What is expected: If an entry holds a picture, drop the picture but restate the entry word for word.

Input:
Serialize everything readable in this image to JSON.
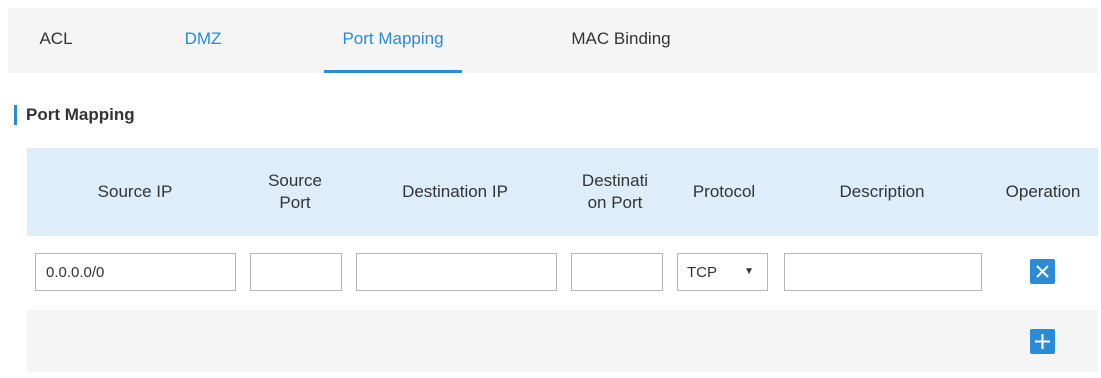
{
  "tabs": [
    {
      "label": "ACL",
      "state": "normal"
    },
    {
      "label": "DMZ",
      "state": "link"
    },
    {
      "label": "Port Mapping",
      "state": "active"
    },
    {
      "label": "MAC Binding",
      "state": "normal"
    }
  ],
  "section_title": "Port Mapping",
  "table": {
    "headers": {
      "source_ip": "Source IP",
      "source_port_1": "Source",
      "source_port_2": "Port",
      "destination_ip": "Destination IP",
      "destination_port_1": "Destinati",
      "destination_port_2": "on Port",
      "protocol": "Protocol",
      "description": "Description",
      "operation": "Operation"
    },
    "rows": [
      {
        "source_ip": "0.0.0.0/0",
        "source_port": "",
        "destination_ip": "",
        "destination_port": "",
        "protocol": "TCP",
        "description": ""
      }
    ]
  },
  "icons": {
    "delete": "close-icon",
    "add": "plus-icon"
  },
  "colors": {
    "accent": "#2b8bd6",
    "header_bg": "#ddedf9",
    "tab_bar_bg": "#f5f5f5"
  }
}
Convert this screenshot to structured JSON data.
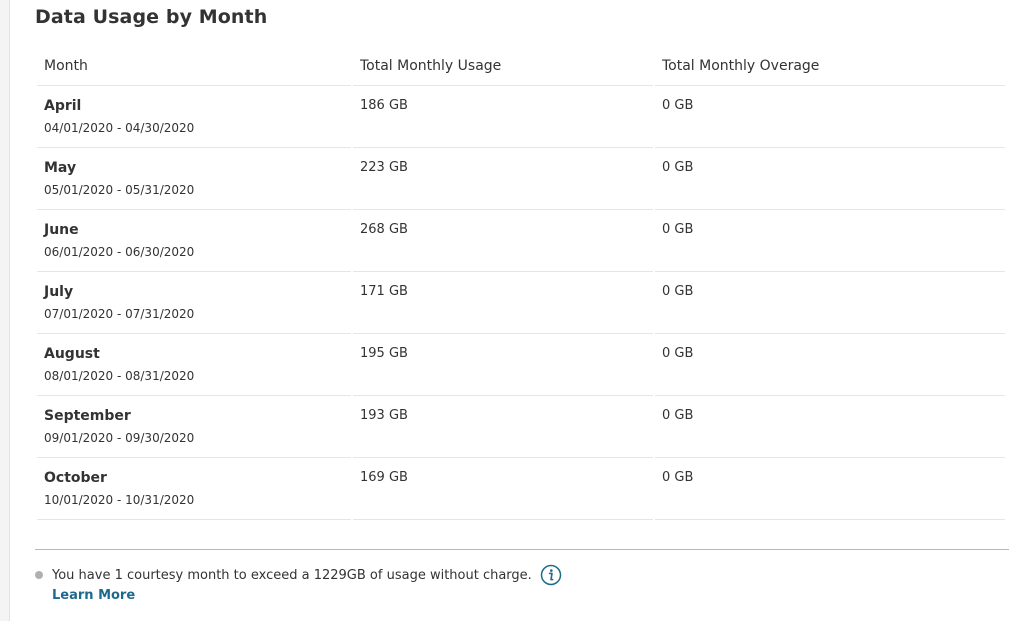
{
  "title": "Data Usage by Month",
  "table": {
    "headers": [
      "Month",
      "Total Monthly Usage",
      "Total Monthly Overage"
    ],
    "rows": [
      {
        "month": "April",
        "range": "04/01/2020 - 04/30/2020",
        "usage": "186 GB",
        "overage": "0 GB"
      },
      {
        "month": "May",
        "range": "05/01/2020 - 05/31/2020",
        "usage": "223 GB",
        "overage": "0 GB"
      },
      {
        "month": "June",
        "range": "06/01/2020 - 06/30/2020",
        "usage": "268 GB",
        "overage": "0 GB"
      },
      {
        "month": "July",
        "range": "07/01/2020 - 07/31/2020",
        "usage": "171 GB",
        "overage": "0 GB"
      },
      {
        "month": "August",
        "range": "08/01/2020 - 08/31/2020",
        "usage": "195 GB",
        "overage": "0 GB"
      },
      {
        "month": "September",
        "range": "09/01/2020 - 09/30/2020",
        "usage": "193 GB",
        "overage": "0 GB"
      },
      {
        "month": "October",
        "range": "10/01/2020 - 10/31/2020",
        "usage": "169 GB",
        "overage": "0 GB"
      }
    ]
  },
  "note": {
    "text": "You have 1 courtesy month to exceed a 1229GB of usage without charge.",
    "icon": "info-icon",
    "link_label": "Learn More"
  },
  "colors": {
    "link": "#1e6a8c",
    "bullet": "#b0b0b0",
    "divider": "#b8b8b8"
  }
}
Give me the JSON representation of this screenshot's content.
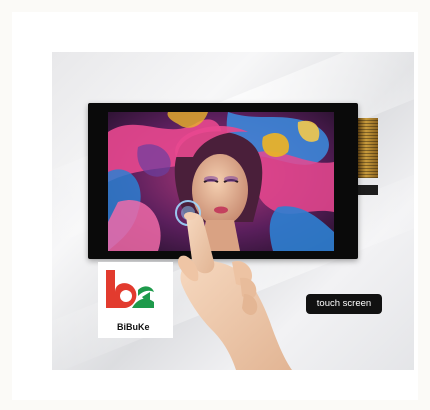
{
  "brand": {
    "name": "BiBuKe",
    "colors": {
      "red": "#e23b2e",
      "green": "#1e9a4b"
    }
  },
  "badge": {
    "label": "touch screen"
  },
  "image": {
    "subject": "lcd-touch-display-product-photo",
    "colors": {
      "bezel": "#0a0a0a",
      "skin": "#f0c9a8",
      "pink": "#e8488f",
      "blue": "#2d7fd1",
      "gold": "#e8b22a",
      "violet": "#6b3fa0"
    }
  }
}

Reply to the task:
Serialize everything readable in this image to JSON.
{
  "tabs": [
    {
      "label": "ACL",
      "state": "normal"
    },
    {
      "label": "DMZ",
      "state": "link"
    },
    {
      "label": "Port Mapping",
      "state": "active"
    },
    {
      "label": "MAC Binding",
      "state": "normal"
    }
  ],
  "section_title": "Port Mapping",
  "table": {
    "headers": {
      "source_ip": "Source IP",
      "source_port_1": "Source",
      "source_port_2": "Port",
      "destination_ip": "Destination IP",
      "destination_port_1": "Destinati",
      "destination_port_2": "on Port",
      "protocol": "Protocol",
      "description": "Description",
      "operation": "Operation"
    },
    "rows": [
      {
        "source_ip": "0.0.0.0/0",
        "source_port": "",
        "destination_ip": "",
        "destination_port": "",
        "protocol": "TCP",
        "description": ""
      }
    ]
  },
  "icons": {
    "delete": "close-icon",
    "add": "plus-icon"
  },
  "colors": {
    "accent": "#2b8bd6",
    "header_bg": "#ddedf9",
    "tab_bar_bg": "#f5f5f5"
  }
}
Convert this screenshot to structured JSON data.
{
  "title": "Data Usage by Month",
  "table": {
    "headers": [
      "Month",
      "Total Monthly Usage",
      "Total Monthly Overage"
    ],
    "rows": [
      {
        "month": "April",
        "range": "04/01/2020 - 04/30/2020",
        "usage": "186 GB",
        "overage": "0 GB"
      },
      {
        "month": "May",
        "range": "05/01/2020 - 05/31/2020",
        "usage": "223 GB",
        "overage": "0 GB"
      },
      {
        "month": "June",
        "range": "06/01/2020 - 06/30/2020",
        "usage": "268 GB",
        "overage": "0 GB"
      },
      {
        "month": "July",
        "range": "07/01/2020 - 07/31/2020",
        "usage": "171 GB",
        "overage": "0 GB"
      },
      {
        "month": "August",
        "range": "08/01/2020 - 08/31/2020",
        "usage": "195 GB",
        "overage": "0 GB"
      },
      {
        "month": "September",
        "range": "09/01/2020 - 09/30/2020",
        "usage": "193 GB",
        "overage": "0 GB"
      },
      {
        "month": "October",
        "range": "10/01/2020 - 10/31/2020",
        "usage": "169 GB",
        "overage": "0 GB"
      }
    ]
  },
  "note": {
    "text": "You have 1 courtesy month to exceed a 1229GB of usage without charge.",
    "icon": "info-icon",
    "link_label": "Learn More"
  },
  "colors": {
    "link": "#1e6a8c",
    "bullet": "#b0b0b0",
    "divider": "#b8b8b8"
  }
}
Give me the JSON representation of this screenshot's content.
{
  "brand": {
    "name": "BiBuKe",
    "colors": {
      "red": "#e23b2e",
      "green": "#1e9a4b"
    }
  },
  "badge": {
    "label": "touch screen"
  },
  "image": {
    "subject": "lcd-touch-display-product-photo",
    "colors": {
      "bezel": "#0a0a0a",
      "skin": "#f0c9a8",
      "pink": "#e8488f",
      "blue": "#2d7fd1",
      "gold": "#e8b22a",
      "violet": "#6b3fa0"
    }
  }
}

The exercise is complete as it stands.